 what kind of information will be shared.
     Financial service companies must disclose their privacy policies and
 practices in writing to their customers at the beginning of the banking
 relationship and annually thereafter. In addition, customers concerned about
 privacy must be able to instruct their bank not to share their financial
 information -- a so-called "opt out" provision.
     Privacy regulations have been issued by various regulators responsible for
 the different facets of an FHC's business:  banking regulators, the Securities
 and Exchange Commission (SEC), the Federal Trade Commission and the National
 Association of Insurance Commissioners.

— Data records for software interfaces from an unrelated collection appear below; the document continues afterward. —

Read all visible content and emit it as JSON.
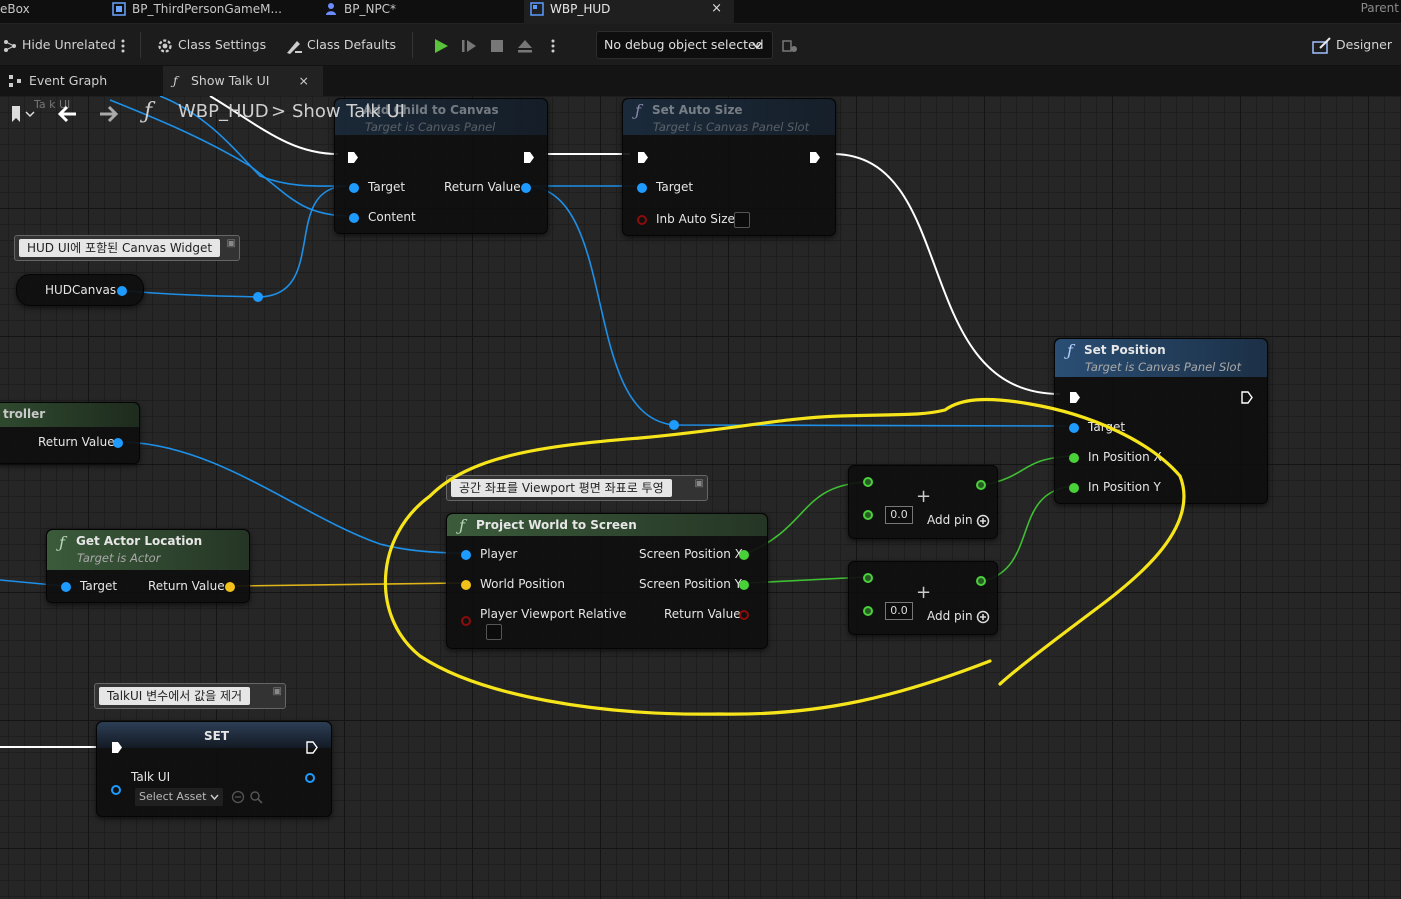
{
  "tabs": [
    {
      "label": "eBox"
    },
    {
      "label": "BP_ThirdPersonGameM..."
    },
    {
      "label": "BP_NPC*"
    },
    {
      "label": "WBP_HUD",
      "active": true
    }
  ],
  "tab_close": "×",
  "parent_label": "Parent",
  "toolbar": {
    "hide_unrelated": "Hide Unrelated",
    "class_settings": "Class Settings",
    "class_defaults": "Class Defaults",
    "debug_object": "No debug object selected",
    "designer": "Designer"
  },
  "graph_tabs": [
    {
      "label": "Event Graph"
    },
    {
      "label": "Show Talk UI",
      "active": true
    }
  ],
  "breadcrumb": {
    "root": "WBP_HUD",
    "separator": ">",
    "current": "Show Talk UI",
    "ghost_left": "Ta k UI"
  },
  "nodes": {
    "add_child": {
      "title": "Add Child to Canvas",
      "subtitle": "Target is Canvas Panel",
      "pins": {
        "target": "Target",
        "content": "Content",
        "return_value": "Return Value"
      }
    },
    "set_auto_size": {
      "title": "Set Auto Size",
      "subtitle": "Target is Canvas Panel Slot",
      "pins": {
        "target": "Target",
        "auto_size": "Inb Auto Size"
      }
    },
    "hud_canvas": {
      "label": "HUDCanvas"
    },
    "controller": {
      "title": "troller",
      "return_value": "Return Value"
    },
    "get_actor_location": {
      "title": "Get Actor Location",
      "subtitle": "Target is Actor",
      "pins": {
        "target": "Target",
        "return_value": "Return Value"
      }
    },
    "project_world": {
      "title": "Project World to Screen",
      "pins": {
        "player": "Player",
        "world_position": "World Position",
        "viewport_relative": "Player Viewport Relative",
        "screen_x": "Screen Position X",
        "screen_y": "Screen Position Y",
        "return_value": "Return Value"
      }
    },
    "add_node_1": {
      "value": "0.0",
      "add_pin": "Add pin",
      "plus": "+"
    },
    "add_node_2": {
      "value": "0.0",
      "add_pin": "Add pin",
      "plus": "+"
    },
    "set_position": {
      "title": "Set Position",
      "subtitle": "Target is Canvas Panel Slot",
      "pins": {
        "target": "Target",
        "in_x": "In Position X",
        "in_y": "In Position Y"
      }
    },
    "set_node": {
      "title": "SET",
      "var": "Talk UI",
      "select": "Select Asset"
    }
  },
  "comments": {
    "hud_canvas": "HUD UI에 포함된 Canvas Widget",
    "project": "공간 좌표를 Viewport 평면 좌표로 투영",
    "set_talk": "TalkUI 변수에서 값을 제거"
  },
  "colors": {
    "exec_wire": "#ffffff",
    "object_wire": "#1e9bff",
    "float_wire": "#49d13a",
    "vector_wire": "#f1c21a",
    "annotation": "#f7e51b"
  }
}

     "Creating a financial holding company is a relatively simple process,"
 says M. Patricia Oliver, chair of the global financial services practice of
 Squire, Sanders & Dempsey L.L.P.  "But it does create additional compliance
 burdens, as evidenced by the need to comply in some cases with multiple sets
 of privacy regulators.
     "The stakes are high," Oliver continues.  "Done properly, information-
 sharing can quickly translate into cross-selling between and among
 subsidiaries, affiliates and partners in strategic alliances, which can expand
 a bank's customer base and increase its fee income.  But complying with the
 law will not be easy, and with consumer privacy such a hot issue nationwide,
 government regulators, as well as consumer advocacy groups, will be watching
 closely."
     Not only must financial holding companies allow their customers to block
 the sharing of information between subsidiaries, they must make sure that
 companies with which they do business will not share the data of any customer
 who doesn't want it shared.
     In addition, financial holding companies must understand that multiple
 government agencies will regulate different arms of the same company.  For
 example, the same company may have to report on its insurance activities to
 state insurance regulators, but to federal or state banking authorities on its
 banking activities.
     Squire Sanders offers comprehensive legal advice to financial service
 companies of all types.  The firm has a single, integrated financial services
 practice that works with banks, thrifts, insurance companies, investment banks
 and all other types of entities that are now considered part of the ever-
 expanding world of financial services.  While its oldest and largest office is
 in Cleveland, Squire Sanders is an international firm that offers effective
 local and regional service, within and outside the United States.
 
     About Squire Sanders
     The international law firm of Squire, Sanders & Dempsey L.L.P.,
 established in 1890, currently has more than 700 attorneys in 25 locations
 worldwide.  The firm's U.S. offices are located in Cincinnati, Cleveland,
 Columbus, Houston, Jacksonville, Los Angeles, Miami, New York, Palo Alto,
 Phoenix, San Francisco and Washington D.C.  In Europe, offices are located in
 Bratislava, Brussels, Budapest, Kyiv, London, Madrid, Moscow and Prague.
 Asian offices are located in Almaty, Beijing, Hong Kong, Taipei and Tokyo.
 The firm also has associated offices in Milan and Dublin.
 
 SOURCE  Squire, Sanders & Dempsey L.L.P.